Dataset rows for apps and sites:
▽

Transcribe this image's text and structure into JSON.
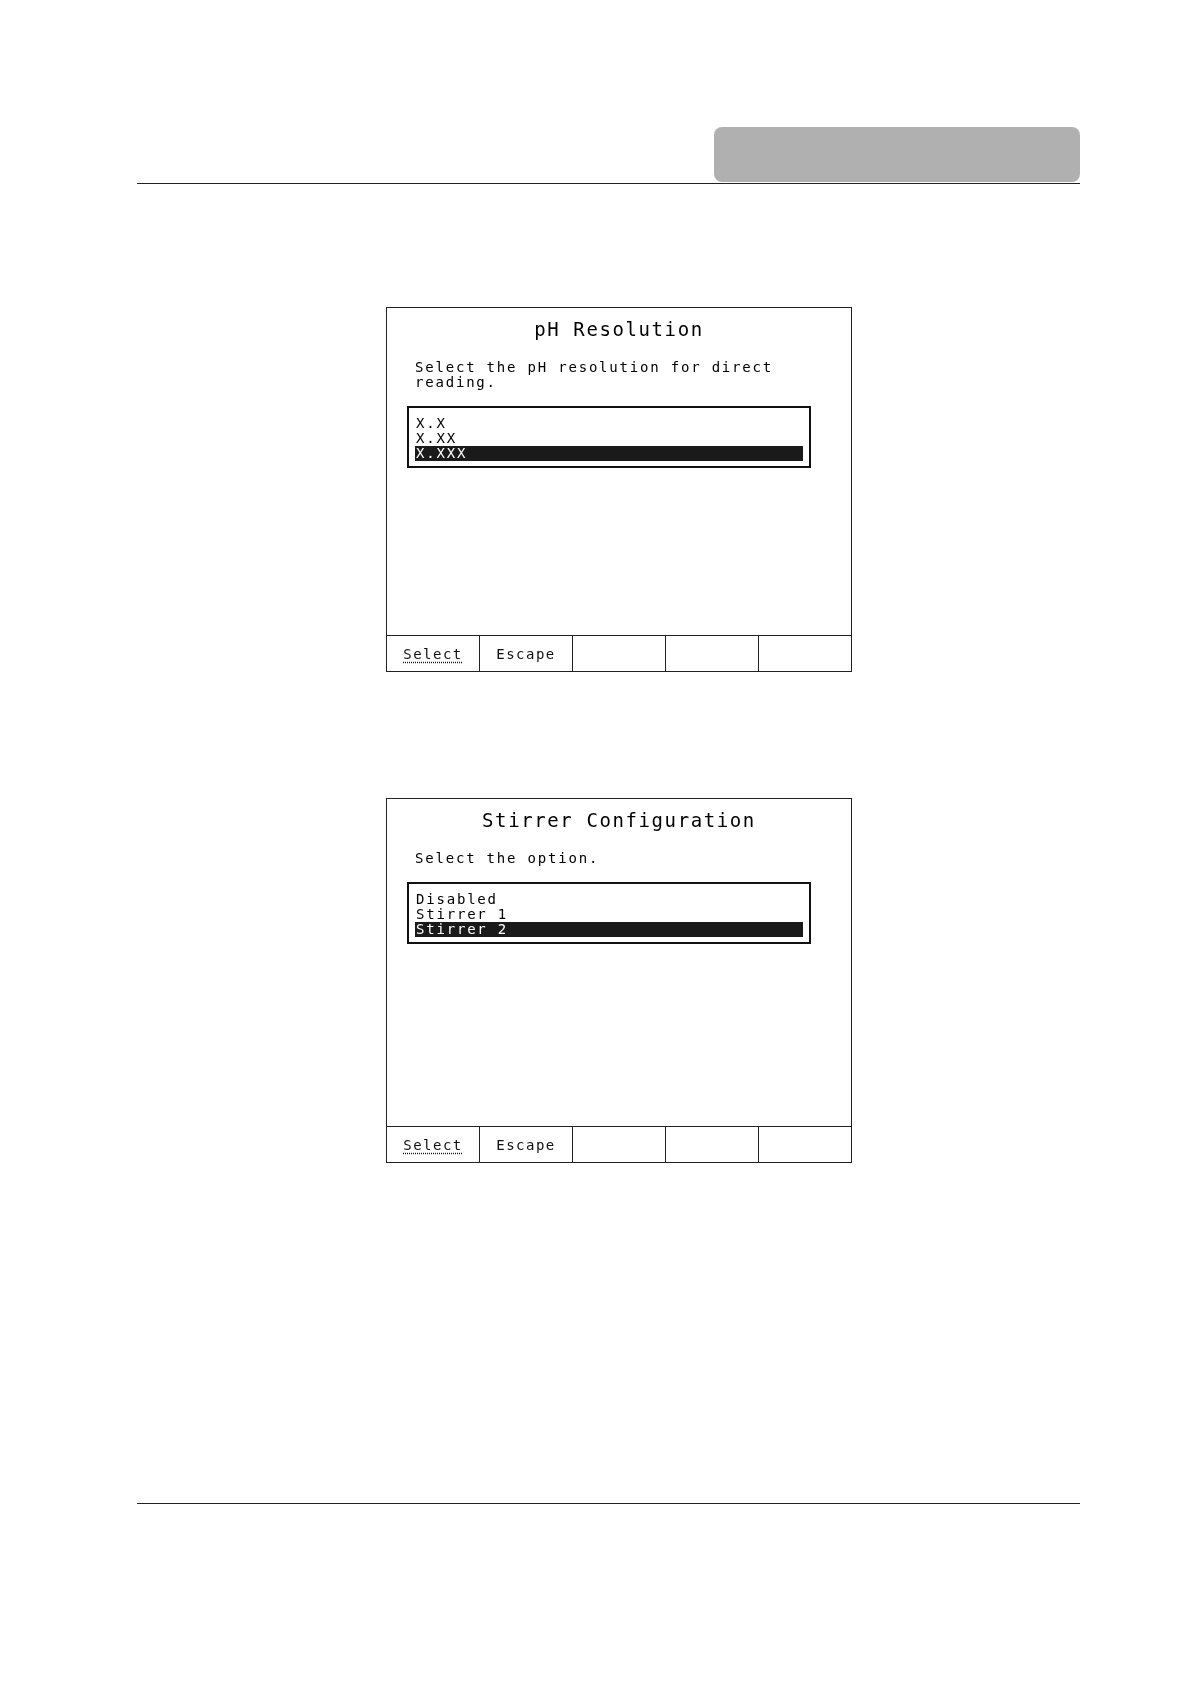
{
  "screens": [
    {
      "title": "pH Resolution",
      "prompt": "Select the pH resolution for direct reading.",
      "options": [
        {
          "label": "X.X",
          "selected": false
        },
        {
          "label": "X.XX",
          "selected": false
        },
        {
          "label": "X.XXX",
          "selected": true
        }
      ],
      "softkeys": [
        {
          "label": "Select",
          "highlighted": true
        },
        {
          "label": "Escape",
          "highlighted": false
        }
      ]
    },
    {
      "title": "Stirrer Configuration",
      "prompt": "Select the option.",
      "options": [
        {
          "label": "Disabled",
          "selected": false
        },
        {
          "label": "Stirrer 1",
          "selected": false
        },
        {
          "label": "Stirrer 2",
          "selected": true
        }
      ],
      "softkeys": [
        {
          "label": "Select",
          "highlighted": true
        },
        {
          "label": "Escape",
          "highlighted": false
        }
      ]
    }
  ]
}
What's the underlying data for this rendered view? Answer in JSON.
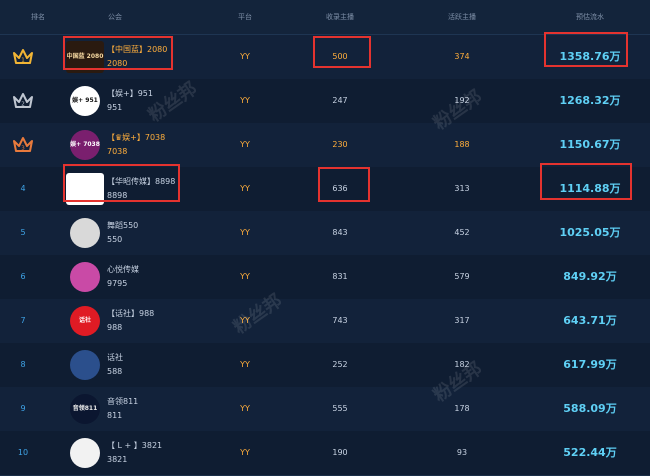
{
  "header": {
    "rank": "排名",
    "guild": "公会",
    "platform": "平台",
    "signed": "收录主播",
    "active": "活跃主播",
    "flow": "预估流水"
  },
  "watermark": "粉丝邦",
  "colors": {
    "accent_flow": "#5fd0f5",
    "highlight_orange": "#ffae3c",
    "annotation_red": "#e4332f",
    "crown_gold": "#f1b535",
    "crown_silver": "#bfc6d1",
    "crown_bronze": "#e87a3c"
  },
  "rows": [
    {
      "rank": "1",
      "crown": "gold-crown-icon",
      "name": "【中国蓝】2080",
      "id": "2080",
      "platform": "YY",
      "signed": "500",
      "active": "374",
      "flow": "1358.76万",
      "highlight": true
    },
    {
      "rank": "2",
      "crown": "silver-crown-icon",
      "name": "【娱+】951",
      "id": "951",
      "platform": "YY",
      "signed": "247",
      "active": "192",
      "flow": "1268.32万",
      "highlight": false
    },
    {
      "rank": "3",
      "crown": "bronze-crown-icon",
      "name": "【♛娱+】7038",
      "id": "7038",
      "platform": "YY",
      "signed": "230",
      "active": "188",
      "flow": "1150.67万",
      "highlight": true
    },
    {
      "rank": "4",
      "name": "【华昭传媒】8898",
      "id": "8898",
      "platform": "YY",
      "signed": "636",
      "active": "313",
      "flow": "1114.88万",
      "highlight": false
    },
    {
      "rank": "5",
      "name": "舞蹈550",
      "id": "550",
      "platform": "YY",
      "signed": "843",
      "active": "452",
      "flow": "1025.05万",
      "highlight": false
    },
    {
      "rank": "6",
      "name": "心悦传媒",
      "id": "9795",
      "platform": "YY",
      "signed": "831",
      "active": "579",
      "flow": "849.92万",
      "highlight": false
    },
    {
      "rank": "7",
      "name": "【话社】988",
      "id": "988",
      "platform": "YY",
      "signed": "743",
      "active": "317",
      "flow": "643.71万",
      "highlight": false
    },
    {
      "rank": "8",
      "name": "话社",
      "id": "588",
      "platform": "YY",
      "signed": "252",
      "active": "182",
      "flow": "617.99万",
      "highlight": false
    },
    {
      "rank": "9",
      "name": "音领811",
      "id": "811",
      "platform": "YY",
      "signed": "555",
      "active": "178",
      "flow": "588.09万",
      "highlight": false
    },
    {
      "rank": "10",
      "name": "【 L + 】3821",
      "id": "3821",
      "platform": "YY",
      "signed": "190",
      "active": "93",
      "flow": "522.44万",
      "highlight": false
    }
  ],
  "avatars": [
    {
      "text": "中国蓝 2080",
      "bg": "#2a1a10",
      "fg": "#f5d7a0",
      "wide": true
    },
    {
      "text": "娱+ 951",
      "bg": "#ffffff",
      "fg": "#111111",
      "wide": false
    },
    {
      "text": "娱+ 7038",
      "bg": "#7a1f6e",
      "fg": "#ffffff",
      "wide": false
    },
    {
      "text": "",
      "bg": "#ffffff",
      "fg": "#2a4fa8",
      "wide": true
    },
    {
      "text": "",
      "bg": "#d9d9d9",
      "fg": "#777777",
      "wide": false
    },
    {
      "text": "",
      "bg": "#c94aa6",
      "fg": "#ffffff",
      "wide": false
    },
    {
      "text": "话社",
      "bg": "#e01b24",
      "fg": "#ffffff",
      "wide": false
    },
    {
      "text": "",
      "bg": "#2b4f8c",
      "fg": "#cfe0ff",
      "wide": false
    },
    {
      "text": "音领811",
      "bg": "#0b1630",
      "fg": "#e8e8e8",
      "wide": false
    },
    {
      "text": "",
      "bg": "#f2f2f2",
      "fg": "#1c3f8f",
      "wide": false
    }
  ]
}
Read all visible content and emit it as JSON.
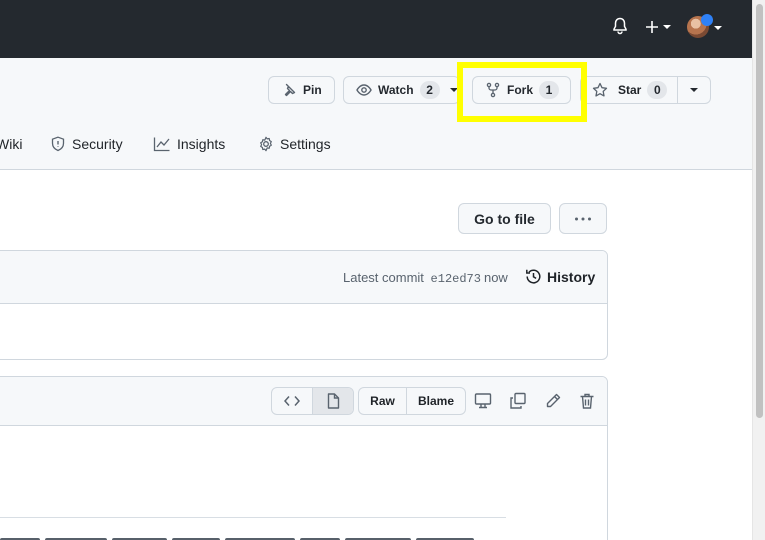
{
  "header": {
    "icons": [
      "bell-icon",
      "plus-icon",
      "avatar"
    ]
  },
  "repo_actions": {
    "pin_label": "Pin",
    "watch_label": "Watch",
    "watch_count": "2",
    "fork_label": "Fork",
    "fork_count": "1",
    "star_label": "Star",
    "star_count": "0"
  },
  "tabs": [
    {
      "label": "Wiki"
    },
    {
      "label": "Security"
    },
    {
      "label": "Insights"
    },
    {
      "label": "Settings"
    }
  ],
  "file_nav": {
    "goto_label": "Go to file"
  },
  "commit": {
    "prefix": "Latest commit",
    "sha": "e12ed73",
    "time": "now",
    "history_label": "History"
  },
  "file_view": {
    "raw_label": "Raw",
    "blame_label": "Blame"
  },
  "colors": {
    "header_bg": "#24292f",
    "highlight": "#ffff00",
    "border": "#d0d7de"
  }
}
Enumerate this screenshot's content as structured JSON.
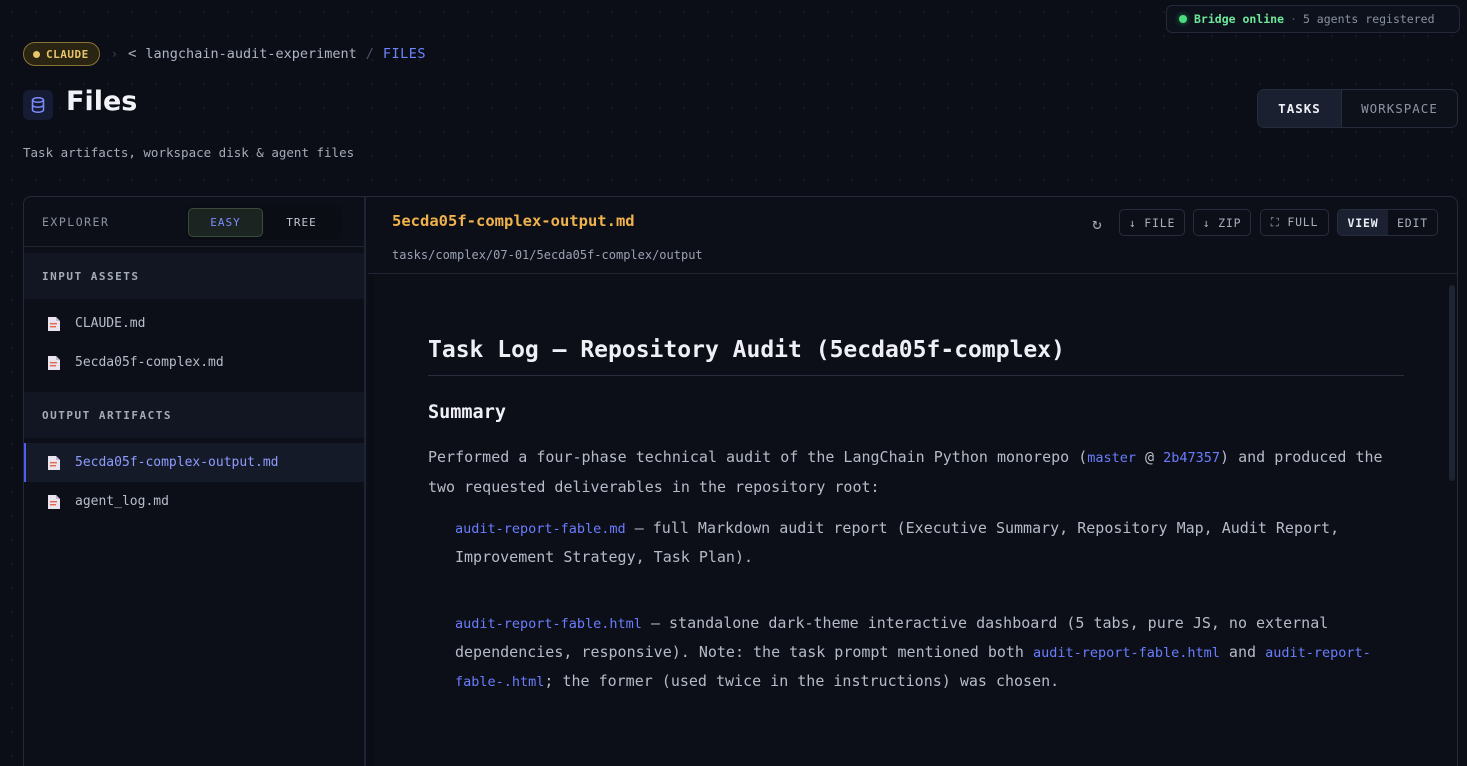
{
  "status": {
    "online_label": "Bridge online",
    "separator": "·",
    "agents_label": "5 agents registered"
  },
  "breadcrumb": {
    "badge": "CLAUDE",
    "separator": "›",
    "back_glyph": "<",
    "project": "langchain-audit-experiment",
    "slash": "/",
    "current": "FILES"
  },
  "header": {
    "title": "Files",
    "subtitle": "Task artifacts, workspace disk & agent files",
    "tabs": [
      {
        "label": "TASKS",
        "active": true
      },
      {
        "label": "WORKSPACE",
        "active": false
      }
    ]
  },
  "sidebar": {
    "title": "EXPLORER",
    "modes": [
      {
        "label": "EASY",
        "active": true
      },
      {
        "label": "TREE",
        "active": false
      }
    ],
    "sections": [
      {
        "title": "INPUT ASSETS",
        "files": [
          {
            "name": "CLAUDE.md"
          },
          {
            "name": "5ecda05f-complex.md"
          }
        ]
      },
      {
        "title": "OUTPUT ARTIFACTS",
        "files": [
          {
            "name": "5ecda05f-complex-output.md",
            "active": true
          },
          {
            "name": "agent_log.md"
          }
        ]
      }
    ]
  },
  "viewer": {
    "filename": "5ecda05f-complex-output.md",
    "path": "tasks/complex/07-01/5ecda05f-complex/output",
    "refresh_glyph": "↻",
    "buttons": {
      "file": "↓ FILE",
      "zip": "↓ ZIP",
      "full": "⛶ FULL"
    },
    "modes": [
      {
        "label": "VIEW",
        "active": true
      },
      {
        "label": "EDIT",
        "active": false
      }
    ]
  },
  "document": {
    "h1": "Task Log — Repository Audit (5ecda05f-complex)",
    "h2": "Summary",
    "p1": {
      "a": "Performed a four-phase technical audit of the LangChain Python monorepo (",
      "branch": "master",
      "at": " @ ",
      "commit": "2b47357",
      "b": ") and produced the two requested deliverables in the repository root:"
    },
    "item1": {
      "link": "audit-report-fable.md",
      "text": " — full Markdown audit report (Executive Summary, Repository Map, Audit Report, Improvement Strategy, Task Plan)."
    },
    "item2": {
      "link": "audit-report-fable.html",
      "text": " — standalone dark-theme interactive dashboard (5 tabs, pure JS, no external dependencies, responsive). Note: the task prompt mentioned both ",
      "link2": "audit-report-fable.html",
      "and": " and ",
      "link3": "audit-report-fable-.html",
      "text2": "; the former (used twice in the instructions) was chosen."
    }
  },
  "colors": {
    "accent": "#6e84ff",
    "filename": "#f0b24a",
    "badge": "#e8c566",
    "online": "#4ade80",
    "link": "#6a7dfd"
  }
}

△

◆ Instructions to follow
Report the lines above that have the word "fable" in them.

◆ Result of the task
      "link": "audit-report-fable.md",
      "link": "audit-report-fable.html",
      "link2": "audit-report-fable.html",
      "link3": "audit-report-fable-.html",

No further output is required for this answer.